France's military is keeping close tabs on a French luxury yacht seized by pirates off Somalia's coast, and officials hope to avoid using force to free the 30 crew members, the prime minister said Saturday.

Attackers stormed the 288-foot Le Ponant on Friday as it returned without passengers from the Seychelles, in the Indian Ocean, toward the Mediterranean Sea, officials with French maritime transport company CMA-CGM said.

French Prime Minister Francois Fillon said officials were "following the hostage situation minute by minute."

"Our priority is to protect the lives of the people on board," Fillon said while visiting the town of Le Mans. "All channels of discussion are open to try to resolve this case by trying not to use force."

France has considerable military resources in the region, including a base in Djibouti and a naval flotilla circulating in the Indian Ocean.

A French frigate, Le Commandant Bouan, was temporarily diverted from its role in the naval arm of Operating Enduring Freedom on Friday to track the yacht, military spokesman Cmdr. Christophe Prazuck said. A Canadian helicopter on the HCMS Charlottetown also was taking part, he said.

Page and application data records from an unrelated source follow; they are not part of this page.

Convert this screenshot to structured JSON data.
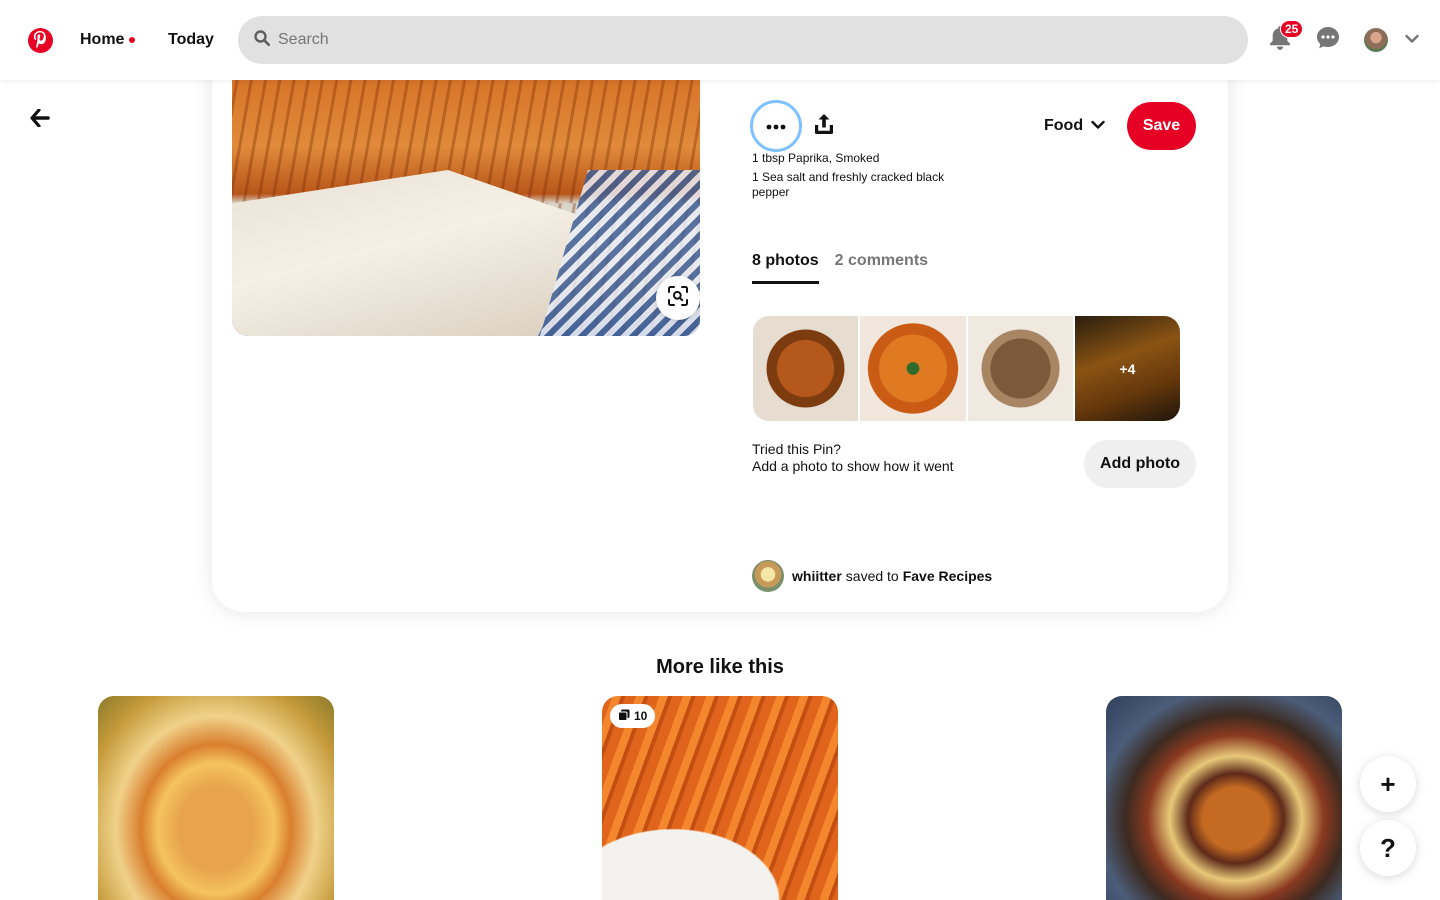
{
  "header": {
    "home_label": "Home",
    "today_label": "Today",
    "search_placeholder": "Search",
    "notification_count": "25",
    "accent_color": "#e60023"
  },
  "icons": {
    "logo": "pinterest-logo-icon",
    "search": "search-icon",
    "bell": "bell-icon",
    "chat": "chat-icon",
    "chevron": "chevron-down-icon",
    "back": "arrow-left-icon",
    "more": "ellipsis-icon",
    "share": "share-upload-icon",
    "lens": "visual-search-icon",
    "plus": "plus-icon",
    "help": "question-mark-icon",
    "stack": "multi-image-icon"
  },
  "pin": {
    "board_name": "Food",
    "save_label": "Save",
    "ingredients": [
      "1 tbsp Paprika, Smoked",
      "1 Sea salt and freshly cracked black pepper"
    ],
    "tabs": [
      {
        "label": "8 photos",
        "active": true
      },
      {
        "label": "2 comments",
        "active": false
      }
    ],
    "extra_photos_label": "+4",
    "tried_title": "Tried this Pin?",
    "tried_subtitle": "Add a photo to show how it went",
    "add_photo_label": "Add photo",
    "saver": {
      "username": "whiitter",
      "action": "saved to",
      "board": "Fave Recipes"
    }
  },
  "more_like_this": {
    "title": "More like this",
    "cards": [
      {
        "image": "cheesy-pasta"
      },
      {
        "image": "roasted-carrots",
        "photo_count": "10"
      },
      {
        "image": "hasselback-vegetables"
      }
    ]
  },
  "floating": {
    "plus_label": "+",
    "help_label": "?"
  }
}
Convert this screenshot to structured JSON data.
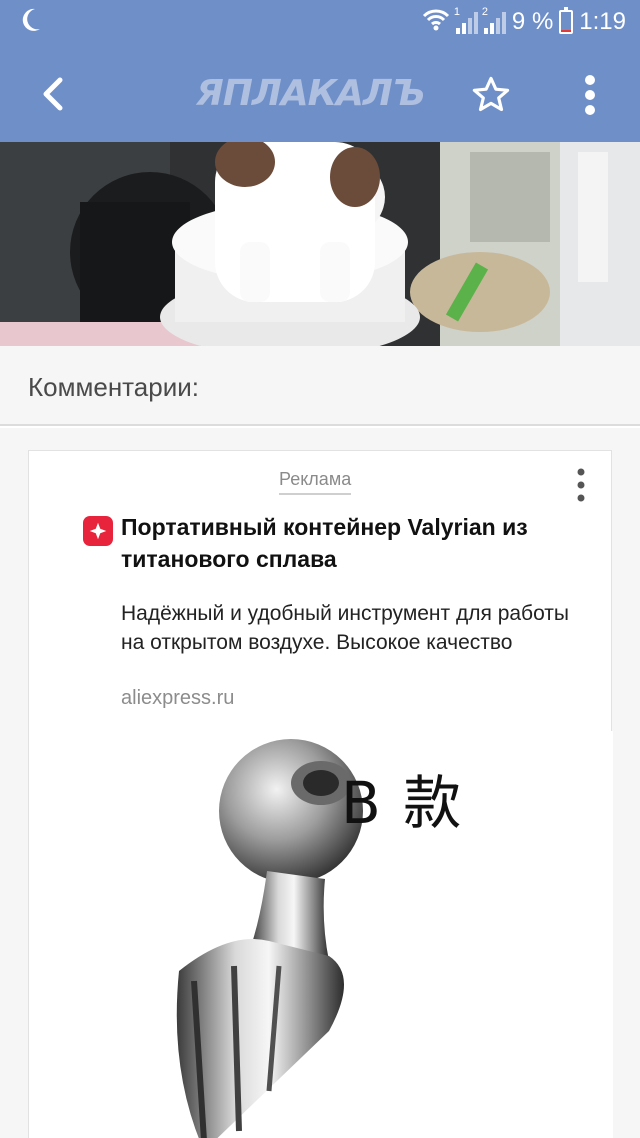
{
  "status_bar": {
    "battery_percent": "9 %",
    "battery_level": 0.09,
    "time": "1:19",
    "sim1_label": "1",
    "sim2_label": "2",
    "icons": [
      "moon-icon",
      "wifi-icon",
      "signal-icon",
      "battery-icon"
    ]
  },
  "app_bar": {
    "logo_text": "ЯПЛАКАЛЪ",
    "icons": [
      "back-arrow-icon",
      "star-icon",
      "more-vert-icon"
    ],
    "color": "#6f8fc9"
  },
  "comments": {
    "title": "Комментарии:"
  },
  "ad": {
    "label": "Реклама",
    "title": "Портативный контейнер Valyrian из титанового сплава",
    "description": "Надёжный и удобный инструмент для работы на открытом воздухе. Высокое качество",
    "domain": "aliexpress.ru",
    "image_caption": "B 款",
    "favicon_color": "#e8243c"
  }
}
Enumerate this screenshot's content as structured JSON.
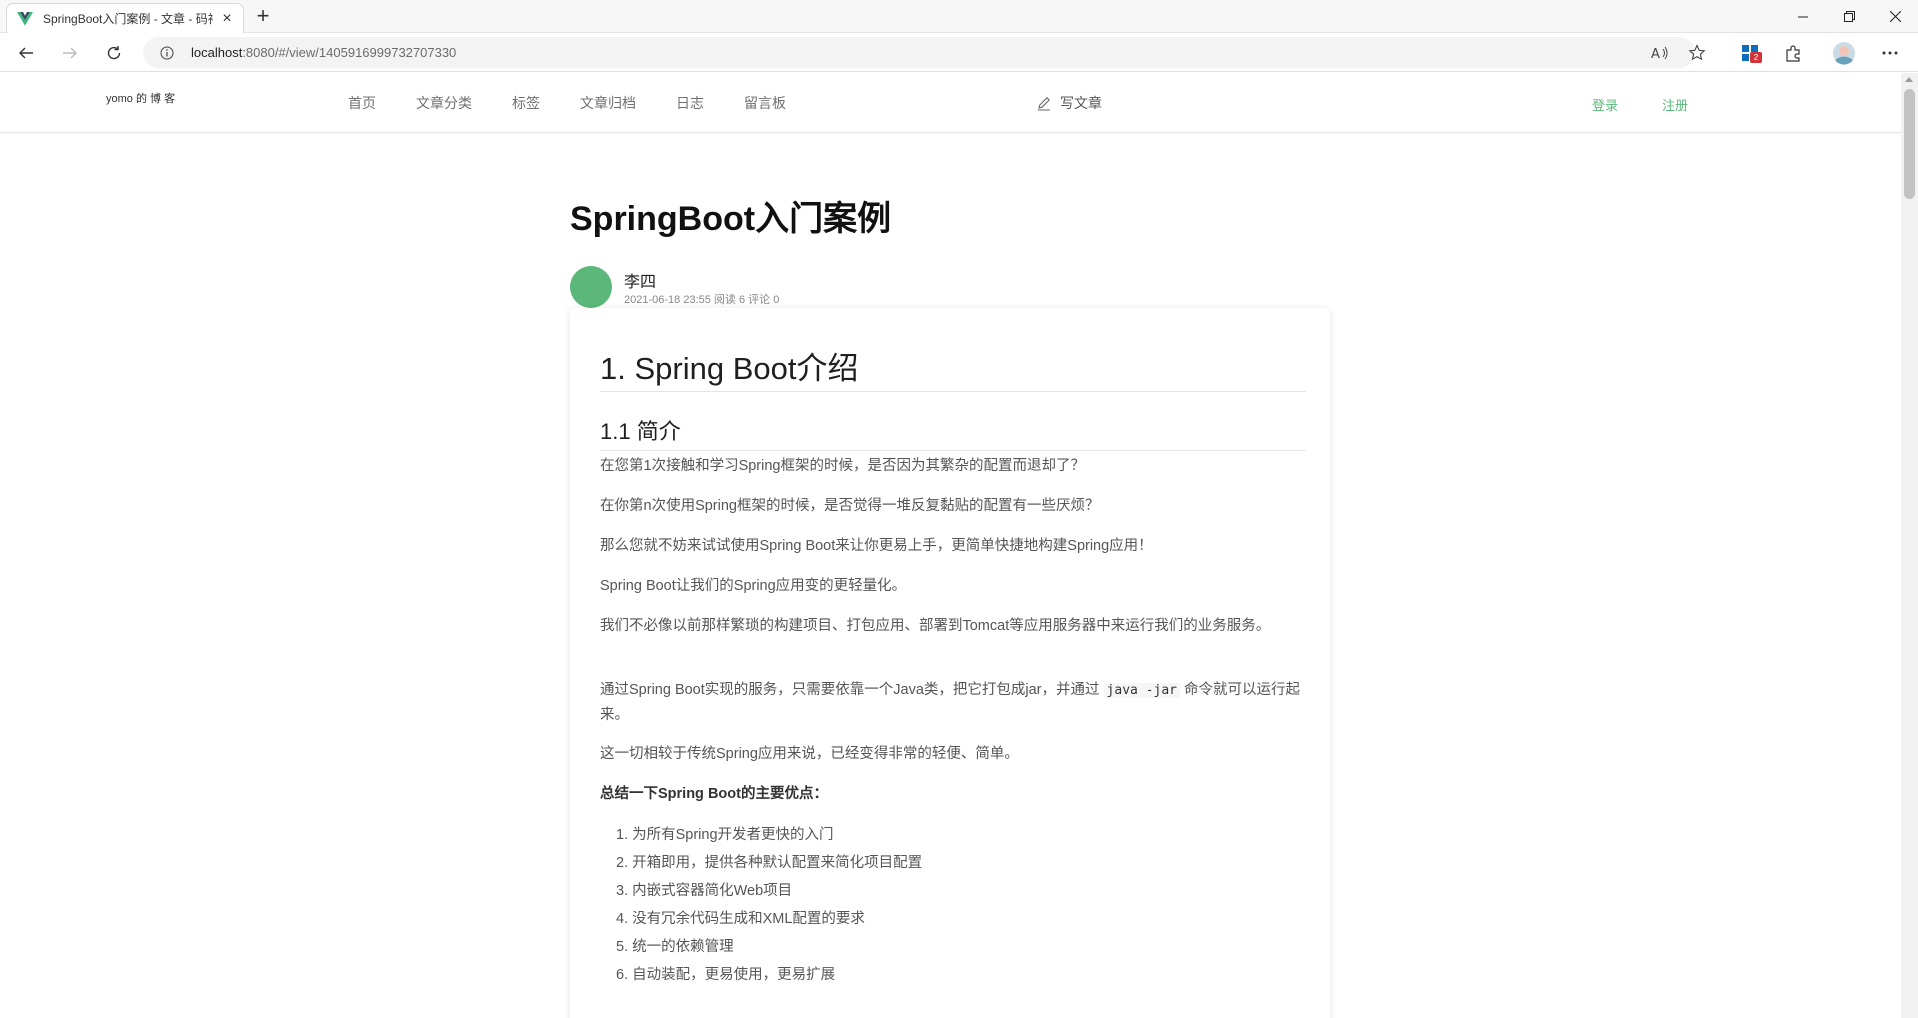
{
  "browser": {
    "tab_title": "SpringBoot入门案例 - 文章 - 码神",
    "url_host": "localhost",
    "url_rest": ":8080/#/view/1405916999732707330",
    "extension_badge": "2"
  },
  "site": {
    "logo": "yomo 的 博 客",
    "nav": [
      "首页",
      "文章分类",
      "标签",
      "文章归档",
      "日志",
      "留言板"
    ],
    "write_label": "写文章",
    "login_label": "登录",
    "register_label": "注册",
    "accent_color": "#5cb87a"
  },
  "article": {
    "title": "SpringBoot入门案例",
    "author": "李四",
    "meta": "2021-06-18 23:55 阅读 6 评论 0",
    "h1": "1. Spring Boot介绍",
    "h2": "1.1 简介",
    "p1": "在您第1次接触和学习Spring框架的时候，是否因为其繁杂的配置而退却了？",
    "p2": "在你第n次使用Spring框架的时候，是否觉得一堆反复黏贴的配置有一些厌烦？",
    "p3": "那么您就不妨来试试使用Spring Boot来让你更易上手，更简单快捷地构建Spring应用！",
    "p4": "Spring Boot让我们的Spring应用变的更轻量化。",
    "p5": "我们不必像以前那样繁琐的构建项目、打包应用、部署到Tomcat等应用服务器中来运行我们的业务服务。",
    "p6_before": "通过Spring Boot实现的服务，只需要依靠一个Java类，把它打包成jar，并通过 ",
    "p6_code": "java -jar",
    "p6_after": " 命令就可以运行起来。",
    "p7": "这一切相较于传统Spring应用来说，已经变得非常的轻便、简单。",
    "p8": "总结一下Spring Boot的主要优点：",
    "advantages": [
      "1. 为所有Spring开发者更快的入门",
      "2. 开箱即用，提供各种默认配置来简化项目配置",
      "3. 内嵌式容器简化Web项目",
      "4. 没有冗余代码生成和XML配置的要求",
      "5. 统一的依赖管理",
      "6. 自动装配，更易使用，更易扩展"
    ]
  }
}
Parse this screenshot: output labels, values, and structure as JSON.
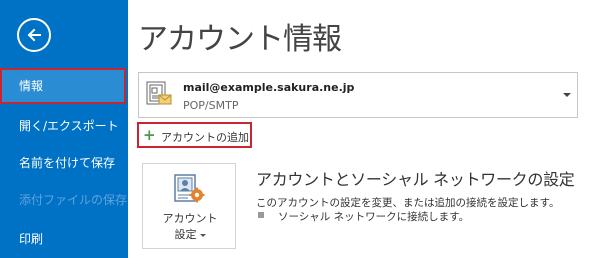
{
  "sidebar": {
    "back_label": "",
    "items": [
      {
        "label": "情報"
      },
      {
        "label": "開く/エクスポート"
      },
      {
        "label": "名前を付けて保存"
      },
      {
        "label": "添付ファイルの保存"
      },
      {
        "label": "印刷"
      }
    ]
  },
  "main": {
    "title": "アカウント情報",
    "account": {
      "email": "mail@example.sakura.ne.jp",
      "type": "POP/SMTP"
    },
    "add_account_label": "アカウントの追加",
    "settings_tile": {
      "line1": "アカウント",
      "line2": "設定"
    },
    "section": {
      "heading": "アカウントとソーシャル ネットワークの設定",
      "description": "このアカウントの設定を変更、または追加の接続を設定します。",
      "bullet": "ソーシャル ネットワークに接続します。"
    }
  },
  "colors": {
    "sidebar_bg": "#0072C6",
    "selected_bg": "#2A8DD4",
    "highlight_border": "#C9252E",
    "add_plus": "#4C9A4A"
  },
  "icons": [
    "back-arrow-icon",
    "account-card-icon",
    "plus-icon",
    "account-settings-icon",
    "dropdown-caret-icon"
  ]
}
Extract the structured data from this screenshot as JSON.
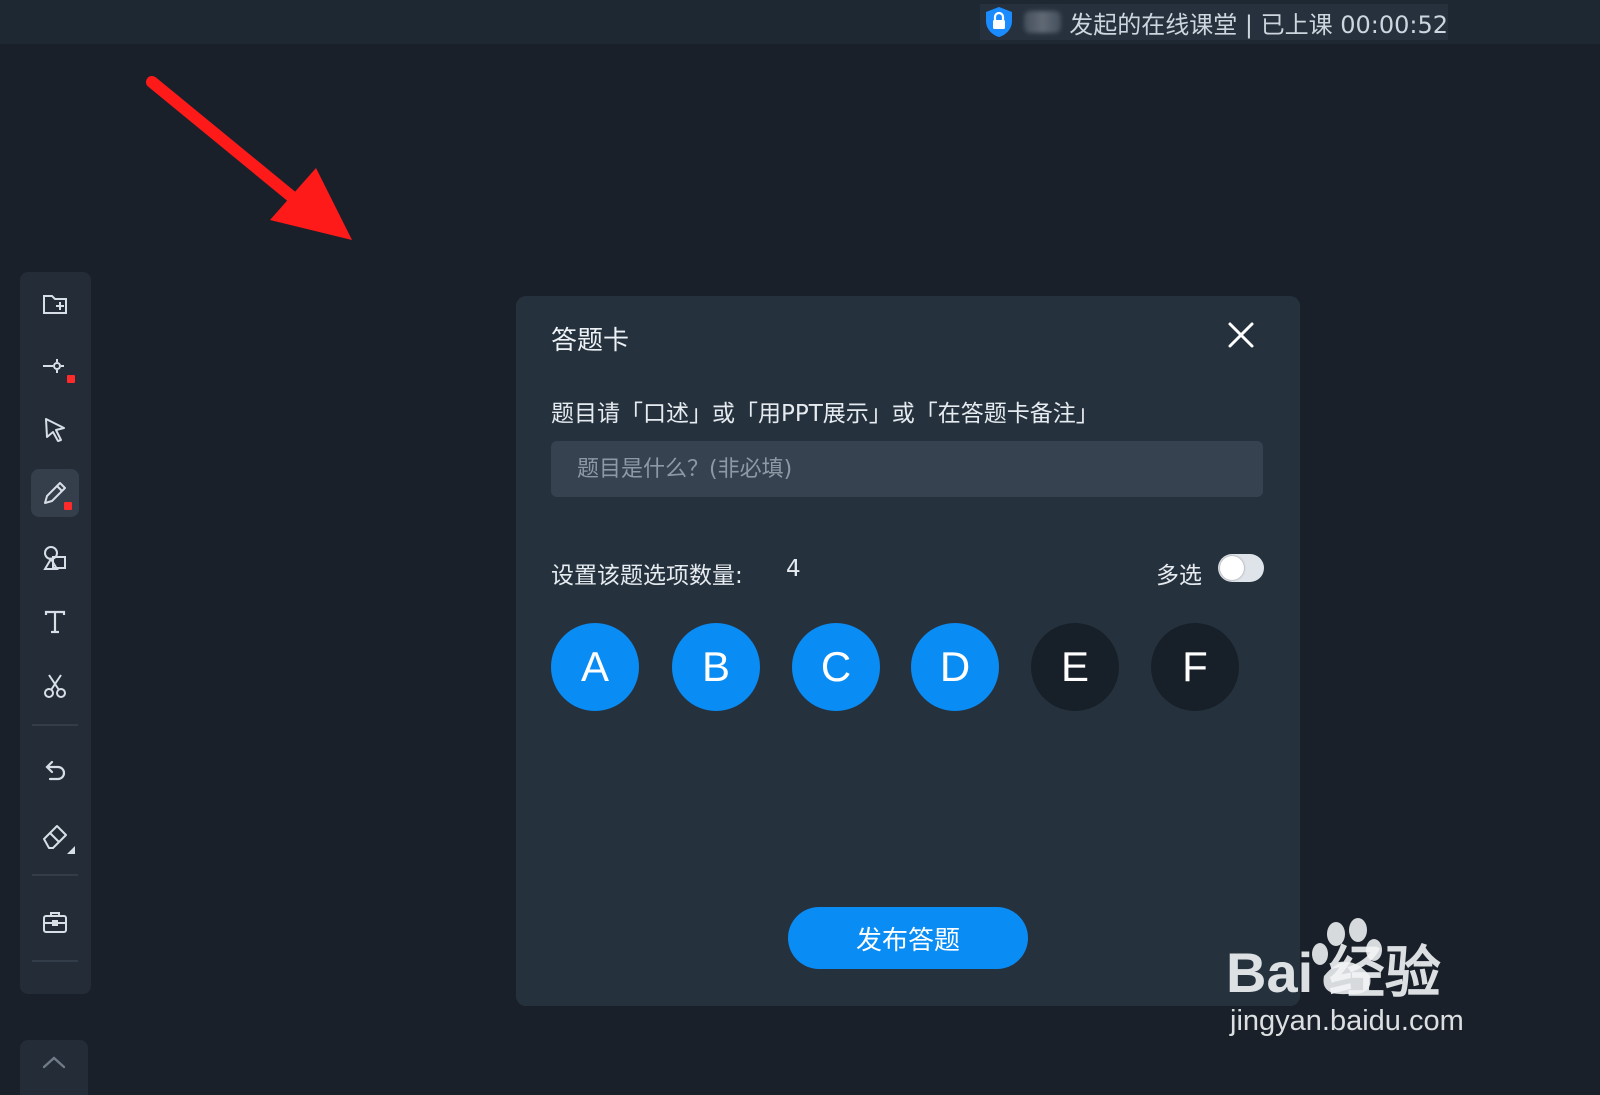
{
  "session": {
    "title": "发起的在线课堂 | 已上课 00:00:52",
    "shield_icon": "lock-shield-icon",
    "owner_name": "(redacted)"
  },
  "toolbar": {
    "tools": [
      {
        "name": "new-page-icon",
        "active": false
      },
      {
        "name": "laser-pointer-icon",
        "active": false
      },
      {
        "name": "select-arrow-icon",
        "active": false
      },
      {
        "name": "pen-icon",
        "active": true
      },
      {
        "name": "shapes-icon",
        "active": false
      },
      {
        "name": "text-icon",
        "active": false
      },
      {
        "name": "scissors-icon",
        "active": false
      },
      {
        "name": "undo-icon",
        "active": false
      },
      {
        "name": "eraser-icon",
        "active": false
      },
      {
        "name": "toolbox-icon",
        "active": false
      }
    ],
    "collapse_icon": "chevron-up-icon"
  },
  "dialog": {
    "title": "答题卡",
    "hint": "题目请「口述」或「用PPT展示」或「在答题卡备注」",
    "question_placeholder": "题目是什么？(非必填)",
    "question_value": "",
    "option_count_label": "设置该题选项数量:",
    "option_count": "4",
    "multi_select_label": "多选",
    "multi_select_on": false,
    "options": [
      {
        "label": "A",
        "selected": true
      },
      {
        "label": "B",
        "selected": true
      },
      {
        "label": "C",
        "selected": true
      },
      {
        "label": "D",
        "selected": true
      },
      {
        "label": "E",
        "selected": false
      },
      {
        "label": "F",
        "selected": false
      }
    ],
    "publish_label": "发布答题"
  },
  "watermark": {
    "brand": "Bai 经验",
    "url": "jingyan.baidu.com"
  },
  "colors": {
    "accent": "#0a8cf5",
    "background": "#1a2029",
    "dialog": "#25323e",
    "annotation_arrow": "#ff1a1a"
  }
}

The yacht was in the high seas in the Gulf of Aden, off Somalia's coast in the Indian Ocean, the French Foreign Ministry said. At least some of the crew members are French, and no other nationalities were specified.

According to the company's Web site, the three-mast boat features four decks, two restaurants, and indoor and outdoor luxury lounges. It can hold up to 64 passengers.

Le Ponant was next scheduled to carry passengers as part of a 10-day, 7-night trip from Alexandria, Egypt, to Valletta, Malta, starting April 19. Prices started at $3,465, not including air fare or taxes.

Pirates seized more than two dozen ships off Somalia's coast last year.

Denmark's government paid a ransom to win the release in August of the crew of a Danish cargo ship that was hijacked by Somali pirates some two months after they were taken captive.

The U.S. Navy has led international patrols to try to combat piracy in the region. Last year, the guided missile destroyer USS Porter opened fire to destroy pirate skiffs tied to a Japanese tanker.

Wracked by more than a decade of violence and anarchy, Somalia does not have its own navy, and a transitional government formed in 2004 with U.N. help has struggled to assert control.

The International Maritime Bureau, which tracks piracy, said in its annual report earlier this year that global pirate attacks rose 10 percent in 2007, marking the first increase in three years.